Every line of the entries below that carries the string "title" should be copied.

[Page and application data records]
━━━━━━━━━━━━━━━━
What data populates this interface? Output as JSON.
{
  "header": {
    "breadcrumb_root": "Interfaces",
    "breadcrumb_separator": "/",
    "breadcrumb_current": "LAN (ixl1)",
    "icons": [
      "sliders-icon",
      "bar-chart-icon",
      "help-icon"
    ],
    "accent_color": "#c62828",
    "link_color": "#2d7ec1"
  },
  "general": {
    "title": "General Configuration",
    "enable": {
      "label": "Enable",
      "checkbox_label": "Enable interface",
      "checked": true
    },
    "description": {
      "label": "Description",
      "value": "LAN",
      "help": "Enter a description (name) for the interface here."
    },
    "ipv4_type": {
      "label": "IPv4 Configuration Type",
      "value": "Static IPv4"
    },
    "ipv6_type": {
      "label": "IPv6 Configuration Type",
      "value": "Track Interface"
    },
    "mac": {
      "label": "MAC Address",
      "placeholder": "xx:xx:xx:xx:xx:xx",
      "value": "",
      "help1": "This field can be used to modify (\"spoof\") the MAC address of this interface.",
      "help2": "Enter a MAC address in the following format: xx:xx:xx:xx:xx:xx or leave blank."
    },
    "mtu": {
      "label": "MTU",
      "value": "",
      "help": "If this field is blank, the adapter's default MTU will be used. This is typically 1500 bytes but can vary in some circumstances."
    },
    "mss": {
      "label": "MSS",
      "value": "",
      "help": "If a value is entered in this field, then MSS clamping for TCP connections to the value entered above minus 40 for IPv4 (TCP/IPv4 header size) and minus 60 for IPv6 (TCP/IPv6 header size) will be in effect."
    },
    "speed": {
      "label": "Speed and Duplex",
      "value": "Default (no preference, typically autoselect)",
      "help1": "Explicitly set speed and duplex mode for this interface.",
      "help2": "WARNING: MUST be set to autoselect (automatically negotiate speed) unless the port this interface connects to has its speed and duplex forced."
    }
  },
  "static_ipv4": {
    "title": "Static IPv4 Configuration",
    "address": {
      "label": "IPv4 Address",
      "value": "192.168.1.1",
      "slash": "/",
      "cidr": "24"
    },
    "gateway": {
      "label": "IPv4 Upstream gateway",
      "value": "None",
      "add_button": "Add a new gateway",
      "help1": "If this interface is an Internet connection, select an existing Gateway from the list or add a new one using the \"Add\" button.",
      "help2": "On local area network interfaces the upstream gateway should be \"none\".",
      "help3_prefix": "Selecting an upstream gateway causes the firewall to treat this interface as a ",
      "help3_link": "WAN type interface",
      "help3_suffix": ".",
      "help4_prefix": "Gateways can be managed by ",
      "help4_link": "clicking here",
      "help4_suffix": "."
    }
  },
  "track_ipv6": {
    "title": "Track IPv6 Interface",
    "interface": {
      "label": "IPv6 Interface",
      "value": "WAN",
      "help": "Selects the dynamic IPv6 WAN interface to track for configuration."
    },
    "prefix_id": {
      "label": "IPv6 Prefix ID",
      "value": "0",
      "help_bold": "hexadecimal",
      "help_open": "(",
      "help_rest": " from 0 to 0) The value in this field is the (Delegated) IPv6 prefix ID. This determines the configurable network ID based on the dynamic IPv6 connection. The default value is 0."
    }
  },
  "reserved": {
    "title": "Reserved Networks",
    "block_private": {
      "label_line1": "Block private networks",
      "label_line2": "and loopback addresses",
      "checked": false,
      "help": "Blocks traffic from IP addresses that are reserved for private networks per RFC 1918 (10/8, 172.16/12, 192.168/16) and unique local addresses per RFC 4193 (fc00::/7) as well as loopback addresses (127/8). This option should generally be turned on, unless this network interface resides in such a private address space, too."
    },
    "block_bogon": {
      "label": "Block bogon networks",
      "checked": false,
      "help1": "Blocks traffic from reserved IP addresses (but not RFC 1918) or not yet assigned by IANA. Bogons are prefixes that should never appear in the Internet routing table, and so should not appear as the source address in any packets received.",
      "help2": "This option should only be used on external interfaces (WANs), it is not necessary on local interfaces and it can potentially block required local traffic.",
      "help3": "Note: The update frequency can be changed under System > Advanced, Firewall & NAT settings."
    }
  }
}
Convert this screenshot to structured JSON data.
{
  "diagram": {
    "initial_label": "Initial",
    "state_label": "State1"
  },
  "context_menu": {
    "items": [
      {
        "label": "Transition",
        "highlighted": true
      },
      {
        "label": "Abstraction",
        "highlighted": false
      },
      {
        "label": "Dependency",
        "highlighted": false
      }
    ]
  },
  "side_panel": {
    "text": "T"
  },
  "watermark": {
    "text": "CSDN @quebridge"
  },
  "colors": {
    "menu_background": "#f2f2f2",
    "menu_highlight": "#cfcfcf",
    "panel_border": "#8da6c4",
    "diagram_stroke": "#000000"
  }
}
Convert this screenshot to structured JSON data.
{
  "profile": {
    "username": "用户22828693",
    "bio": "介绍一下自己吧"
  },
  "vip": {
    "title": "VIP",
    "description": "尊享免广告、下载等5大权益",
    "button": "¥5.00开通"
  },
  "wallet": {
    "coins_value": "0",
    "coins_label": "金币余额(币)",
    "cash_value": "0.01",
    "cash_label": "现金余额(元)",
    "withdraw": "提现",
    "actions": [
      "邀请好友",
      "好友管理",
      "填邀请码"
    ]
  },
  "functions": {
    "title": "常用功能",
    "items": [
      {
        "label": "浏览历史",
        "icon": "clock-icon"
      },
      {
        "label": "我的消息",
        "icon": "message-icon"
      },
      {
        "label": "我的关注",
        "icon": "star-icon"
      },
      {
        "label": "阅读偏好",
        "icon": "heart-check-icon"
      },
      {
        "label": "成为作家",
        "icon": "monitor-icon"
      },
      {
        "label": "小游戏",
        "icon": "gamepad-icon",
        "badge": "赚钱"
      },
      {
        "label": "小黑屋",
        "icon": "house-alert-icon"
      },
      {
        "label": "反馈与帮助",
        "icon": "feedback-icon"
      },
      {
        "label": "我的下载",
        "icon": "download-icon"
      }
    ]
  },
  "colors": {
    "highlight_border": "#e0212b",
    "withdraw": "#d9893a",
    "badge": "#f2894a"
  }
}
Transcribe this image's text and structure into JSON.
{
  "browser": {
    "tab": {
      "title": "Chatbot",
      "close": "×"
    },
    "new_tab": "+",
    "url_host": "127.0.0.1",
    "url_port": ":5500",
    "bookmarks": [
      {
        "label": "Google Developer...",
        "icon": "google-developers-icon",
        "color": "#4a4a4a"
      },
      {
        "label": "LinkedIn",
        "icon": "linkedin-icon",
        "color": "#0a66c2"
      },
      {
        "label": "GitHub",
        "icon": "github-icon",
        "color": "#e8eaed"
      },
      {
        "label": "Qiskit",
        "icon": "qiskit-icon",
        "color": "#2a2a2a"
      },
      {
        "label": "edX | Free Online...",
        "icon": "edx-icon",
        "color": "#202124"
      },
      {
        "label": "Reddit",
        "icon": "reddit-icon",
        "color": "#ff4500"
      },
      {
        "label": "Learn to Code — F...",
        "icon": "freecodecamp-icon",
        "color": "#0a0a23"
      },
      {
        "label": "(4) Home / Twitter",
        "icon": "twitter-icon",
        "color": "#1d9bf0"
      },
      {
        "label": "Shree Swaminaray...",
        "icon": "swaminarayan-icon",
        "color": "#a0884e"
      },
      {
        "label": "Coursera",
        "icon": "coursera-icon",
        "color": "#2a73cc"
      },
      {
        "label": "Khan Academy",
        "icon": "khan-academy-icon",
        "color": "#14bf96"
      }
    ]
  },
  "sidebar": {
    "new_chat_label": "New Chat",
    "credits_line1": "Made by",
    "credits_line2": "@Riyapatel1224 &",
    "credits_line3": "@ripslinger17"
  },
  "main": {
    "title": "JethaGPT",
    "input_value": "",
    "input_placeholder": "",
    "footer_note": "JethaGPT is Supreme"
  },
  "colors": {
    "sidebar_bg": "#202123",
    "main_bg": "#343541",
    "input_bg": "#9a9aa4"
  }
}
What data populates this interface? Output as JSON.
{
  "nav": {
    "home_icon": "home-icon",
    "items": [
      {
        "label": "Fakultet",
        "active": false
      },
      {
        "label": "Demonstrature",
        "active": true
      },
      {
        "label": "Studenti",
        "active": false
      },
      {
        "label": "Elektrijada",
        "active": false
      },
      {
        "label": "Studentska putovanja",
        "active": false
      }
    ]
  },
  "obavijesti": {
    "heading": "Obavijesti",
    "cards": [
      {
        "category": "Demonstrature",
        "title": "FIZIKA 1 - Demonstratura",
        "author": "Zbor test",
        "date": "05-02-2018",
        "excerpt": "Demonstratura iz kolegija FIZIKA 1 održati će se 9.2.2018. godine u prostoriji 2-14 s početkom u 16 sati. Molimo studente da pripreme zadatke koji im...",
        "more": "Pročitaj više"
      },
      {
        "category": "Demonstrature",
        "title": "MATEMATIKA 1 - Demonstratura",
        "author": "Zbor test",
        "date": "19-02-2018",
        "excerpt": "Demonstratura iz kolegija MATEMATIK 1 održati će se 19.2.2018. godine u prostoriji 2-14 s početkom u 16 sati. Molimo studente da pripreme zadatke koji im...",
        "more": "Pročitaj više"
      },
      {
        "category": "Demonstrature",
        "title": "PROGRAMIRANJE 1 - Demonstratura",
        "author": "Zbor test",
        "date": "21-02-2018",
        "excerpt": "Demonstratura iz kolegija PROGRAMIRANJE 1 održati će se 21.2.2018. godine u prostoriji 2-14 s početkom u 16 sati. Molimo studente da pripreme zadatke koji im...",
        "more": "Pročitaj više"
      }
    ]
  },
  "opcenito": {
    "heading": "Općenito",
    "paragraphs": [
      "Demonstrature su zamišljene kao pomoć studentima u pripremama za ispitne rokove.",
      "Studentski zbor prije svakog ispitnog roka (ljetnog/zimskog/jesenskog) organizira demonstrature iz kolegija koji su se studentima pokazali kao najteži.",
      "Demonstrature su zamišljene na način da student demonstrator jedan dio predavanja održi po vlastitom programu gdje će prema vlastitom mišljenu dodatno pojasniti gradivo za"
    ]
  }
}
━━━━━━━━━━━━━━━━
Result -
    "title": "General Configuration",
    "title": "Static IPv4 Configuration",
    "title": "Track IPv6 Interface",
    "title": "Reserved Networks",
    "title": "VIP",
    "title": "常用功能",
      "title": "Chatbot",
    "title": "JethaGPT",
        "title": "FIZIKA 1 - Demonstratura",
        "title": "MATEMATIKA 1 - Demonstratura",
        "title": "PROGRAMIRANJE 1 - Demonstratura",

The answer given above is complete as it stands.